(Given information begins)

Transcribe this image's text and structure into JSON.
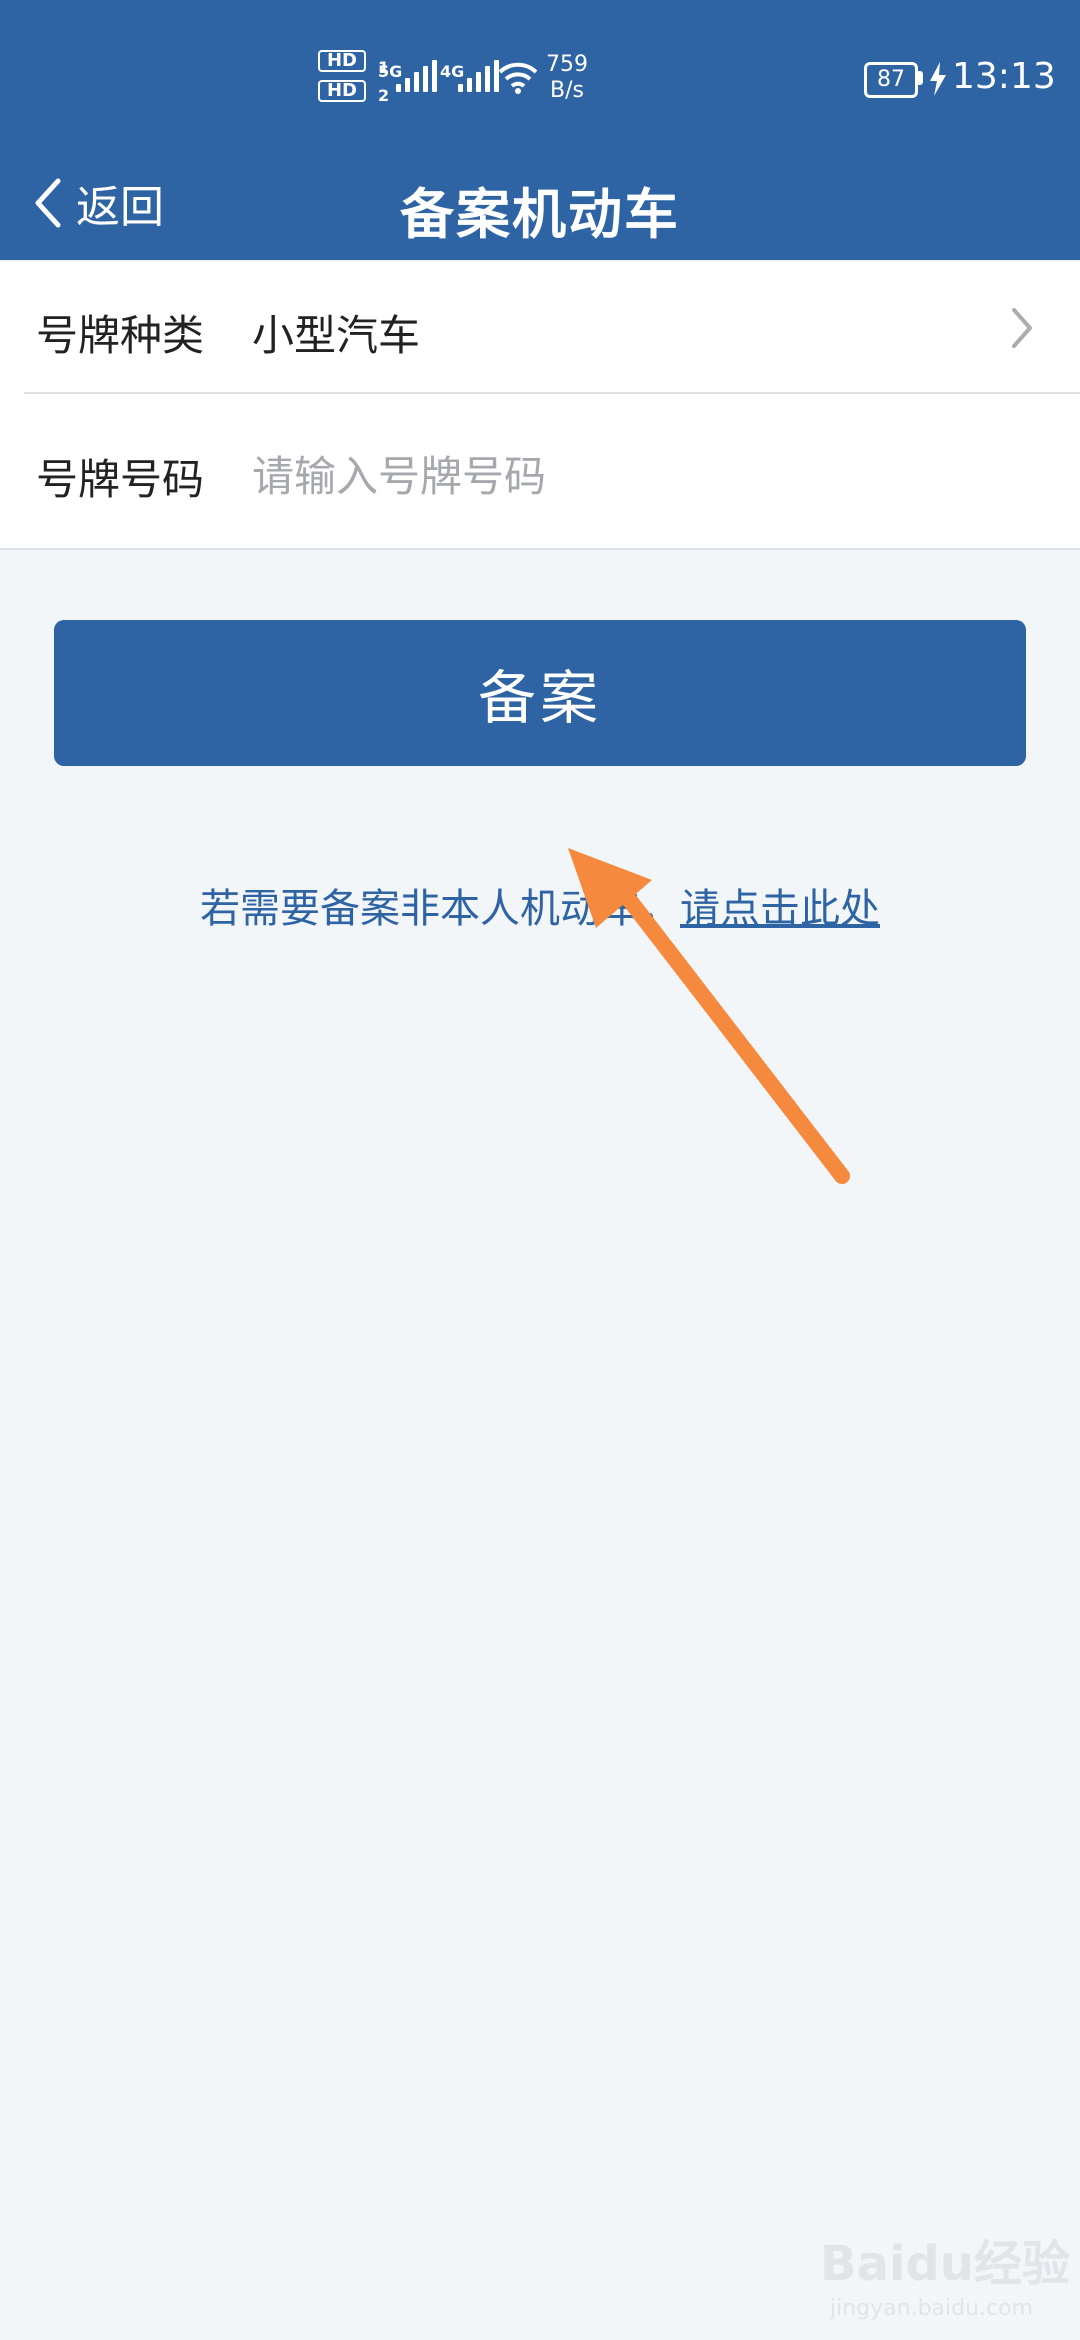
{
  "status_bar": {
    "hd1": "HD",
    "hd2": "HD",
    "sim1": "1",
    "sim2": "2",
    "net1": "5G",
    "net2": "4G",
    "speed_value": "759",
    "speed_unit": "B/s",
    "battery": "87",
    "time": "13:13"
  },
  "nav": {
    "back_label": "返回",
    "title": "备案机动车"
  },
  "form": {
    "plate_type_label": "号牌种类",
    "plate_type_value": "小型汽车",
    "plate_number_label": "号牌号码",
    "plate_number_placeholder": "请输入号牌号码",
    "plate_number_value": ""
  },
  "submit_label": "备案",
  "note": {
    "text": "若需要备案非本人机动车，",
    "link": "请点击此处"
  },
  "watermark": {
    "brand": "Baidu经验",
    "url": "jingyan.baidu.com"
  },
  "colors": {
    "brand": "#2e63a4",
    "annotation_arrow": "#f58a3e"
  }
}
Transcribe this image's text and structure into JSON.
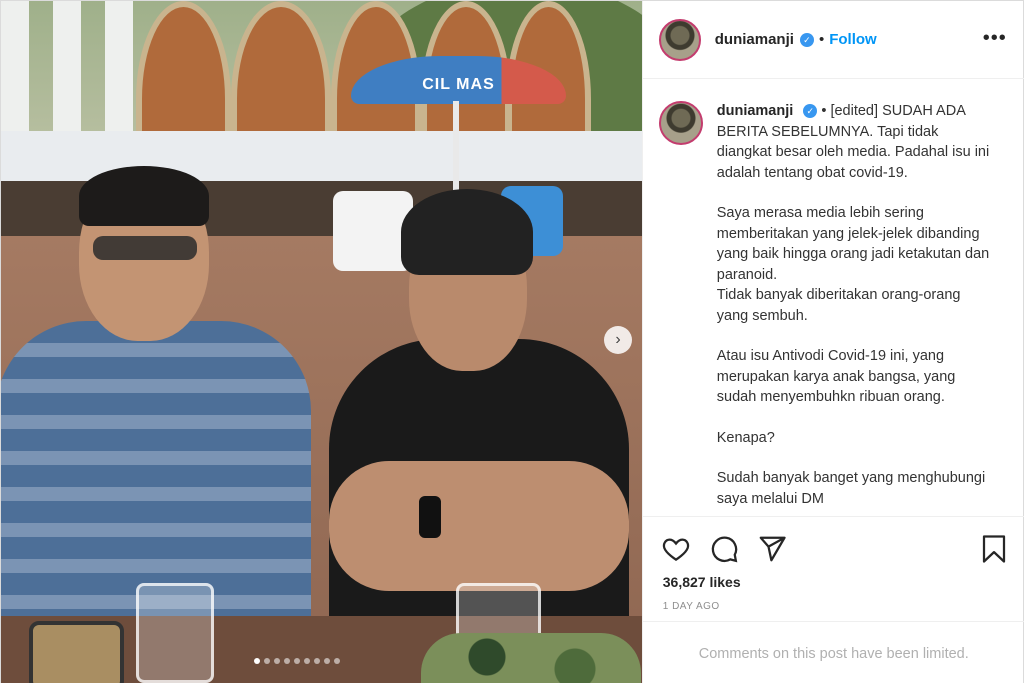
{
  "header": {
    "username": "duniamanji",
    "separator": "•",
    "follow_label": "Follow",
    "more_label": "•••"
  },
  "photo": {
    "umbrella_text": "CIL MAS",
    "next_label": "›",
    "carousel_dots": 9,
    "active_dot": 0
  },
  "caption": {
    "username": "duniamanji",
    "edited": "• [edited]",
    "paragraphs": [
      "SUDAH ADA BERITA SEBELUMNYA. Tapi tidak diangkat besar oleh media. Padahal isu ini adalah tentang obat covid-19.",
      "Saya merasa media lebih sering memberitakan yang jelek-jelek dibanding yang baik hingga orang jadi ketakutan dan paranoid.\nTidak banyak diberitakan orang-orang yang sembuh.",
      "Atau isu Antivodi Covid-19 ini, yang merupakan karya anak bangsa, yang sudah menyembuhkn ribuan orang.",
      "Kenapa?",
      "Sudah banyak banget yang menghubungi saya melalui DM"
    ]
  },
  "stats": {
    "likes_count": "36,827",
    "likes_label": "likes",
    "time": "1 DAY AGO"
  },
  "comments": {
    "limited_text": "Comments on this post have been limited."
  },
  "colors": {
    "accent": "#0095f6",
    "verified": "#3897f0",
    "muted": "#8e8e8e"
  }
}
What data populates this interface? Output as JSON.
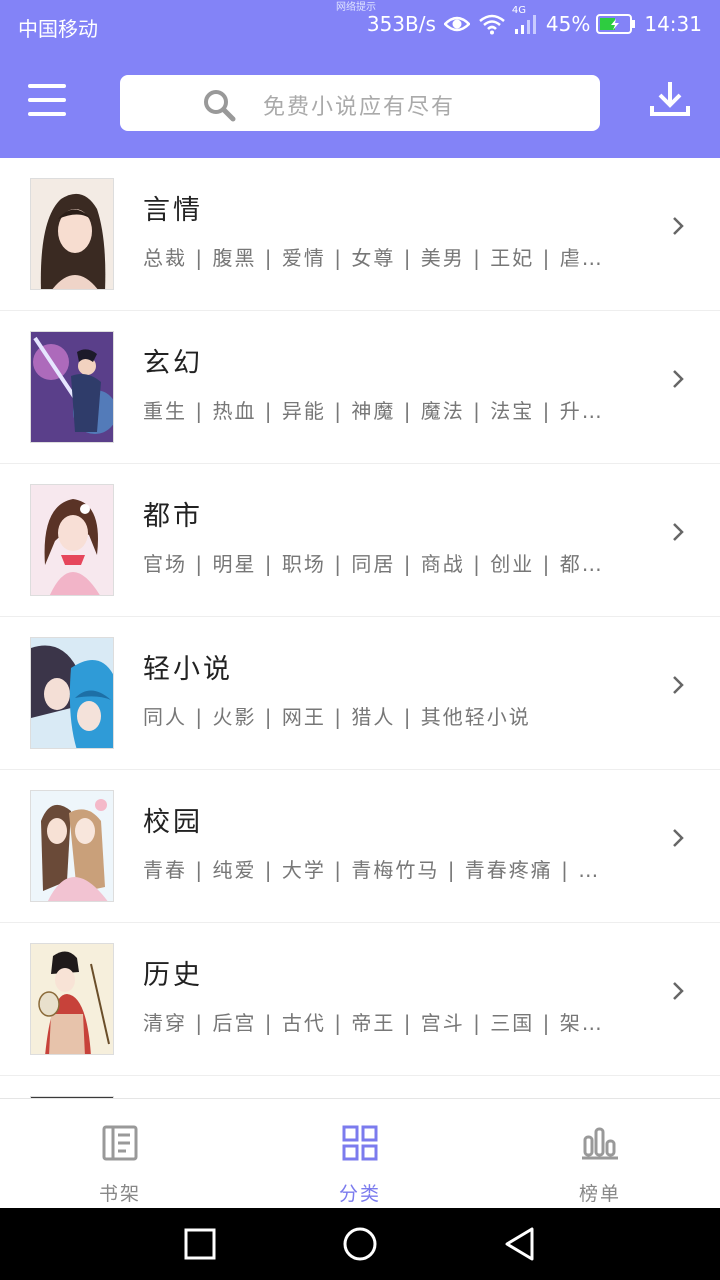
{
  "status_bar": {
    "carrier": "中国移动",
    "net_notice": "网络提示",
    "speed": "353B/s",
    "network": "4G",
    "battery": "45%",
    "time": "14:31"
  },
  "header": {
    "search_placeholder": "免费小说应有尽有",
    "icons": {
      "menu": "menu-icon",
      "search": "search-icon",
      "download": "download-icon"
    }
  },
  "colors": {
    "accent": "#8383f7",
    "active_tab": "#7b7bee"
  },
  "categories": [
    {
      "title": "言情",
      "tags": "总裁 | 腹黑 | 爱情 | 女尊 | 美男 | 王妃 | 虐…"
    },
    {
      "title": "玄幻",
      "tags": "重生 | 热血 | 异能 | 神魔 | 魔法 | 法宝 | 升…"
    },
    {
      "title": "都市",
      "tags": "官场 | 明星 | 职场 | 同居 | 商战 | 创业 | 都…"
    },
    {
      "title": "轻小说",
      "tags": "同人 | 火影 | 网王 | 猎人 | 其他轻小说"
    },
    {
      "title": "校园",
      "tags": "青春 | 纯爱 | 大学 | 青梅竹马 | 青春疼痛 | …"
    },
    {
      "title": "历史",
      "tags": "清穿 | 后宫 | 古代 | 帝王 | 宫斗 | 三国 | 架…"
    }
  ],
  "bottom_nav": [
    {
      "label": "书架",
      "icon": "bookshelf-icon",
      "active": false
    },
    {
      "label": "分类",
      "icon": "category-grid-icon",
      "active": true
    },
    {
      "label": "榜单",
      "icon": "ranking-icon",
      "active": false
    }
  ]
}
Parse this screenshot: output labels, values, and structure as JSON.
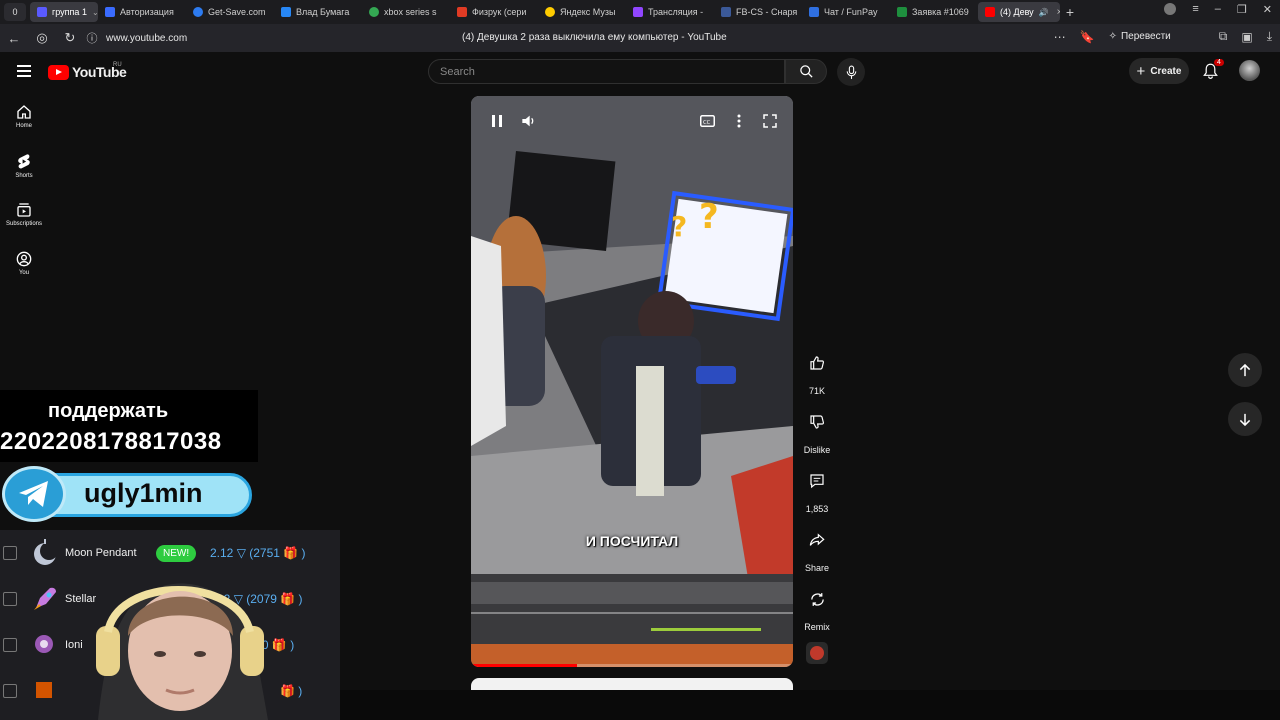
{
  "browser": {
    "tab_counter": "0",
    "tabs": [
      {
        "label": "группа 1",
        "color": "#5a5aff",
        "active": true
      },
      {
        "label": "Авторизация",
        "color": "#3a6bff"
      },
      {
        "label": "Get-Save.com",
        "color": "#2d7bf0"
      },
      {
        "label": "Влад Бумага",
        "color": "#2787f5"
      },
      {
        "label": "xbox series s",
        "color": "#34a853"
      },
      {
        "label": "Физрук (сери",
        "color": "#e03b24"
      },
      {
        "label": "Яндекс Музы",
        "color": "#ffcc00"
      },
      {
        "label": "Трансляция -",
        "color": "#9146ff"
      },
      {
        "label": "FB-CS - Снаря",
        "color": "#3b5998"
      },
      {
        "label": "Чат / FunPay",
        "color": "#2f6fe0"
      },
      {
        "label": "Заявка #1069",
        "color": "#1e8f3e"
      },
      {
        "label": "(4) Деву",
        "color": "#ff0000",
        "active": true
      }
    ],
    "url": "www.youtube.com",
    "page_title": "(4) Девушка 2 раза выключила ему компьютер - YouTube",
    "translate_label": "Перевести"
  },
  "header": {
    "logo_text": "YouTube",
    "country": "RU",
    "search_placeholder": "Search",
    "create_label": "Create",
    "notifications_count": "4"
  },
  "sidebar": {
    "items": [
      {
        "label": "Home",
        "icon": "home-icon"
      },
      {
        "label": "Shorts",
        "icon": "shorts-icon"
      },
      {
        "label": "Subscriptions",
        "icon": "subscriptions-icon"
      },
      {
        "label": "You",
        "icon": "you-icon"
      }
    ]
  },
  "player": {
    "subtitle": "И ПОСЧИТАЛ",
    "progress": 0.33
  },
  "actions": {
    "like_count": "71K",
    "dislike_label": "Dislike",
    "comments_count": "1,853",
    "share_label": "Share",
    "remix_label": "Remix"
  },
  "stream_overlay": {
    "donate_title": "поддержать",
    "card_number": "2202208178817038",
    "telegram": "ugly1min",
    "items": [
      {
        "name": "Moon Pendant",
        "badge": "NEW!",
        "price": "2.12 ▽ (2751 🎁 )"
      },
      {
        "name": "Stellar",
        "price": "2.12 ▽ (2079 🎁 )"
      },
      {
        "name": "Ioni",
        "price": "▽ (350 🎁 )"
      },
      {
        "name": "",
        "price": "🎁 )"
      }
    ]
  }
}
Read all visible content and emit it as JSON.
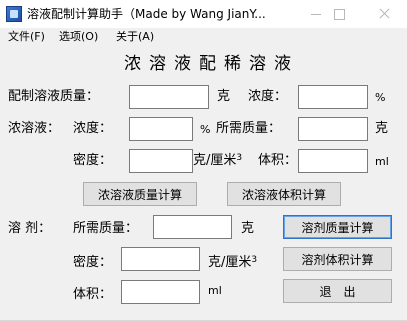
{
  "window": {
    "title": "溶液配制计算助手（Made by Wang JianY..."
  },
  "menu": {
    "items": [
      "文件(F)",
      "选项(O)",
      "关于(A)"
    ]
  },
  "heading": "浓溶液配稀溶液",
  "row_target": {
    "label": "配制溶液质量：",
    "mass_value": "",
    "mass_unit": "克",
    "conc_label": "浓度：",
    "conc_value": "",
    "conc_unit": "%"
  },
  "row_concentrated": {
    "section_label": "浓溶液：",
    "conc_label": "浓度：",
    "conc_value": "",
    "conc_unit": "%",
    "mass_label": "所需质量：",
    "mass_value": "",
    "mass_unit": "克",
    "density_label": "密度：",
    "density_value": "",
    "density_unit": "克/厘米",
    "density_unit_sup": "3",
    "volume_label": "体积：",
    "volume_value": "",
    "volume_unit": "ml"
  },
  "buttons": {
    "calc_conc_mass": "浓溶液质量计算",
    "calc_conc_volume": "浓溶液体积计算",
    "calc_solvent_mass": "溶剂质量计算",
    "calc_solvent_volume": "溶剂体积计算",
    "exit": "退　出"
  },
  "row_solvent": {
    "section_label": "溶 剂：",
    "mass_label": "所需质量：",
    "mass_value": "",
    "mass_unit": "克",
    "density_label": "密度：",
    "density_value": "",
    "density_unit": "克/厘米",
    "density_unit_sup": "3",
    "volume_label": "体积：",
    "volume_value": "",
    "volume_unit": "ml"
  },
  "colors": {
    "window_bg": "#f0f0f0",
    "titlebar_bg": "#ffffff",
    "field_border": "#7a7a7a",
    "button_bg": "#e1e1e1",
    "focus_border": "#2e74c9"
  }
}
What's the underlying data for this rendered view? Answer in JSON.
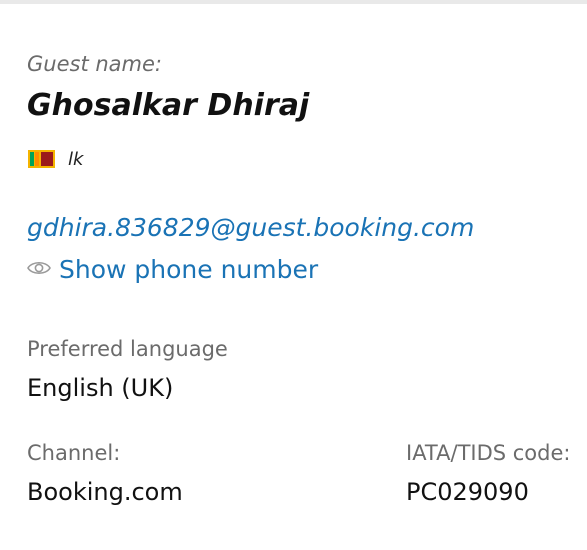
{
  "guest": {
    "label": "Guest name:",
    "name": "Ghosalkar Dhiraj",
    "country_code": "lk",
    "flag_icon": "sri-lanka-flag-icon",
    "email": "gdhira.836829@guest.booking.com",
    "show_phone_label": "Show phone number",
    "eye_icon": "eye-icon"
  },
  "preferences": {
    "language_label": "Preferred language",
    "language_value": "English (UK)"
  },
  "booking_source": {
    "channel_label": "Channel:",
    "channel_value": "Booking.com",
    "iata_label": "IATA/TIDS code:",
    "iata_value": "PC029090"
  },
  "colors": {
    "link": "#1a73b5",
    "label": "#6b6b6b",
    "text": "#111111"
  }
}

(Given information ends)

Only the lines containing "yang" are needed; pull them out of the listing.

Response to the exercise:
      "Saya merasa media lebih sering memberitakan yang jelek-jelek dibanding yang baik hingga orang jadi ketakutan dan paranoid.\nTidak banyak diberitakan orang-orang yang sembuh.",
      "Atau isu Antivodi Covid-19 ini, yang merupakan karya anak bangsa, yang sudah menyembuhkn ribuan orang.",
      "Sudah banyak banget yang menghubungi saya melalui DM"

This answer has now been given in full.